- [Your instructions]
In the copy, include every record below exactly as it appears, but no pictures.

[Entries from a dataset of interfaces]
════

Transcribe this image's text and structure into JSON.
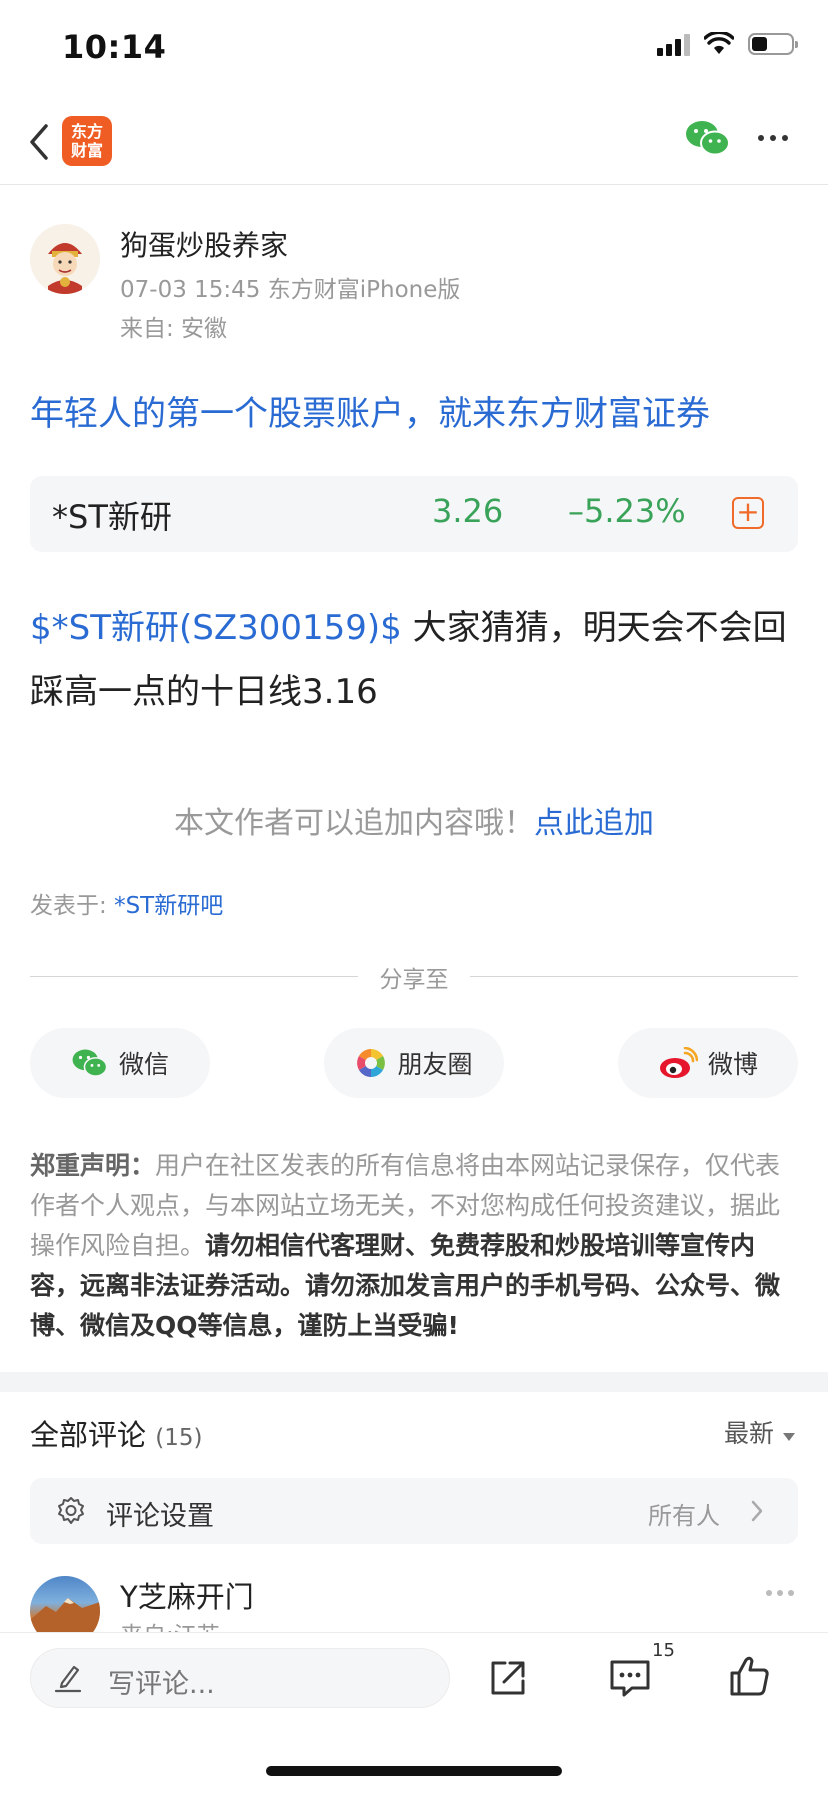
{
  "status_bar": {
    "time": "10:14"
  },
  "nav": {
    "logo_line1": "东方",
    "logo_line2": "财富",
    "back_icon": "chevron-left-icon",
    "wechat_icon": "wechat-icon",
    "more_icon": "more-horizontal-icon"
  },
  "post": {
    "author": "狗蛋炒股养家",
    "meta": "07-03 15:45 东方财富iPhone版",
    "from": "来自: 安徽",
    "ad_link": "年轻人的第一个股票账户，就来东方财富证券",
    "stock": {
      "name": "*ST新研",
      "price": "3.26",
      "change": "–5.23%",
      "add_label": "+"
    },
    "body_tag": "$*ST新研(SZ300159)$",
    "body_text": " 大家猜猜，明天会不会回踩高一点的十日线3.16",
    "append_text": "本文作者可以追加内容哦！",
    "append_link": "点此追加",
    "posted_in_label": "发表于: ",
    "posted_in_link": "*ST新研吧"
  },
  "share": {
    "title": "分享至",
    "buttons": [
      {
        "label": "微信",
        "icon": "wechat-icon"
      },
      {
        "label": "朋友圈",
        "icon": "moments-icon"
      },
      {
        "label": "微博",
        "icon": "weibo-icon"
      }
    ]
  },
  "disclaimer": {
    "head": "郑重声明：",
    "normal": "用户在社区发表的所有信息将由本网站记录保存，仅代表作者个人观点，与本网站立场无关，不对您构成任何投资建议，据此操作风险自担。",
    "bold": "请勿相信代客理财、免费荐股和炒股培训等宣传内容，远离非法证券活动。请勿添加发言用户的手机号码、公众号、微博、微信及QQ等信息，谨防上当受骗!"
  },
  "comments": {
    "title": "全部评论",
    "count": "(15)",
    "sort": "最新",
    "settings_label": "评论设置",
    "settings_value": "所有人",
    "first": {
      "name": "Y芝麻开门",
      "from": "来自:江苏"
    }
  },
  "bottom_bar": {
    "placeholder": "写评论...",
    "comment_count": "15",
    "share_icon": "share-out-icon",
    "comment_icon": "comment-icon",
    "like_icon": "thumbs-up-icon"
  }
}
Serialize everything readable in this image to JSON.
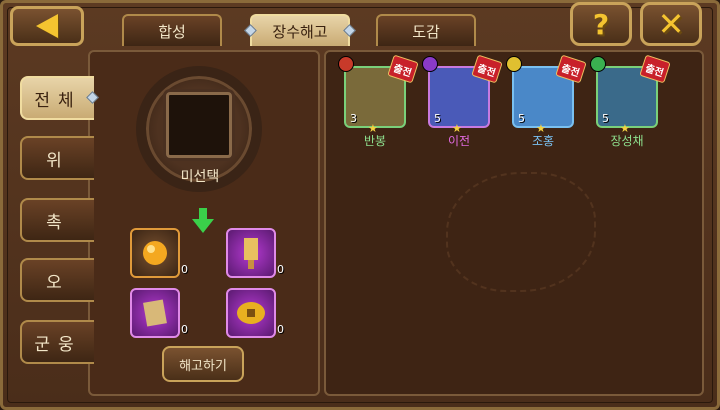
{
  "tabs": [
    {
      "label": "합성",
      "active": false
    },
    {
      "label": "장수해고",
      "active": true
    },
    {
      "label": "도감",
      "active": false
    }
  ],
  "side_tabs": [
    {
      "label": "전체",
      "active": true
    },
    {
      "label": "위",
      "active": false
    },
    {
      "label": "촉",
      "active": false
    },
    {
      "label": "오",
      "active": false
    },
    {
      "label": "군웅",
      "active": false
    }
  ],
  "slot_label": "미선택",
  "items": [
    {
      "name": "gold-orb",
      "count": "0",
      "style": "orange"
    },
    {
      "name": "purple-scroll",
      "count": "0",
      "style": "purple"
    },
    {
      "name": "parchment",
      "count": "0",
      "style": "purple"
    },
    {
      "name": "gold-coin",
      "count": "0",
      "style": "purple"
    }
  ],
  "dismiss_label": "해고하기",
  "heroes": [
    {
      "name": "반봉",
      "level": "3",
      "badge": "출전",
      "name_color": "#8ee08e",
      "class_color": "#c83a2a",
      "portrait": "#7a6a3a"
    },
    {
      "name": "이전",
      "level": "5",
      "badge": "출전",
      "name_color": "#e06ae0",
      "class_color": "#8a3ac8",
      "portrait": "#4a5ab8"
    },
    {
      "name": "조홍",
      "level": "5",
      "badge": "출전",
      "name_color": "#7ac0f0",
      "class_color": "#e0c030",
      "portrait": "#4a88c8"
    },
    {
      "name": "장성채",
      "level": "5",
      "badge": "출전",
      "name_color": "#8ee08e",
      "class_color": "#3ab050",
      "portrait": "#3a6a8a"
    }
  ],
  "colors": {
    "accent": "#f4c430",
    "panel": "#4a2b18"
  }
}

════

- [Exercise output]
Transcribe this image's text and structure into JSON.
{
  "status_bar": {
    "time": "10:14"
  },
  "nav": {
    "logo_line1": "东方",
    "logo_line2": "财富",
    "back_icon": "chevron-left-icon",
    "wechat_icon": "wechat-icon",
    "more_icon": "more-horizontal-icon"
  },
  "post": {
    "author": "狗蛋炒股养家",
    "meta": "07-03 15:45 东方财富iPhone版",
    "from": "来自: 安徽",
    "ad_link": "年轻人的第一个股票账户，就来东方财富证券",
    "stock": {
      "name": "*ST新研",
      "price": "3.26",
      "change": "–5.23%",
      "add_label": "+"
    },
    "body_tag": "$*ST新研(SZ300159)$",
    "body_text": " 大家猜猜，明天会不会回踩高一点的十日线3.16",
    "append_text": "本文作者可以追加内容哦！",
    "append_link": "点此追加",
    "posted_in_label": "发表于: ",
    "posted_in_link": "*ST新研吧"
  },
  "share": {
    "title": "分享至",
    "buttons": [
      {
        "label": "微信",
        "icon": "wechat-icon"
      },
      {
        "label": "朋友圈",
        "icon": "moments-icon"
      },
      {
        "label": "微博",
        "icon": "weibo-icon"
      }
    ]
  },
  "disclaimer": {
    "head": "郑重声明：",
    "normal": "用户在社区发表的所有信息将由本网站记录保存，仅代表作者个人观点，与本网站立场无关，不对您构成任何投资建议，据此操作风险自担。",
    "bold": "请勿相信代客理财、免费荐股和炒股培训等宣传内容，远离非法证券活动。请勿添加发言用户的手机号码、公众号、微博、微信及QQ等信息，谨防上当受骗!"
  },
  "comments": {
    "title": "全部评论",
    "count": "(15)",
    "sort": "最新",
    "settings_label": "评论设置",
    "settings_value": "所有人",
    "first": {
      "name": "Y芝麻开门",
      "from": "来自:江苏"
    }
  },
  "bottom_bar": {
    "placeholder": "写评论...",
    "comment_count": "15",
    "share_icon": "share-out-icon",
    "comment_icon": "comment-icon",
    "like_icon": "thumbs-up-icon"
  }
}
Serialize everything readable in this image to JSON.
{
  "tabs": [
    {
      "label": "합성",
      "active": false
    },
    {
      "label": "장수해고",
      "active": true
    },
    {
      "label": "도감",
      "active": false
    }
  ],
  "side_tabs": [
    {
      "label": "전체",
      "active": true
    },
    {
      "label": "위",
      "active": false
    },
    {
      "label": "촉",
      "active": false
    },
    {
      "label": "오",
      "active": false
    },
    {
      "label": "군웅",
      "active": false
    }
  ],
  "slot_label": "미선택",
  "items": [
    {
      "name": "gold-orb",
      "count": "0",
      "style": "orange"
    },
    {
      "name": "purple-scroll",
      "count": "0",
      "style": "purple"
    },
    {
      "name": "parchment",
      "count": "0",
      "style": "purple"
    },
    {
      "name": "gold-coin",
      "count": "0",
      "style": "purple"
    }
  ],
  "dismiss_label": "해고하기",
  "heroes": [
    {
      "name": "반봉",
      "level": "3",
      "badge": "출전",
      "name_color": "#8ee08e",
      "class_color": "#c83a2a",
      "portrait": "#7a6a3a"
    },
    {
      "name": "이전",
      "level": "5",
      "badge": "출전",
      "name_color": "#e06ae0",
      "class_color": "#8a3ac8",
      "portrait": "#4a5ab8"
    },
    {
      "name": "조홍",
      "level": "5",
      "badge": "출전",
      "name_color": "#7ac0f0",
      "class_color": "#e0c030",
      "portrait": "#4a88c8"
    },
    {
      "name": "장성채",
      "level": "5",
      "badge": "출전",
      "name_color": "#8ee08e",
      "class_color": "#3ab050",
      "portrait": "#3a6a8a"
    }
  ],
  "colors": {
    "accent": "#f4c430",
    "panel": "#4a2b18"
  }
}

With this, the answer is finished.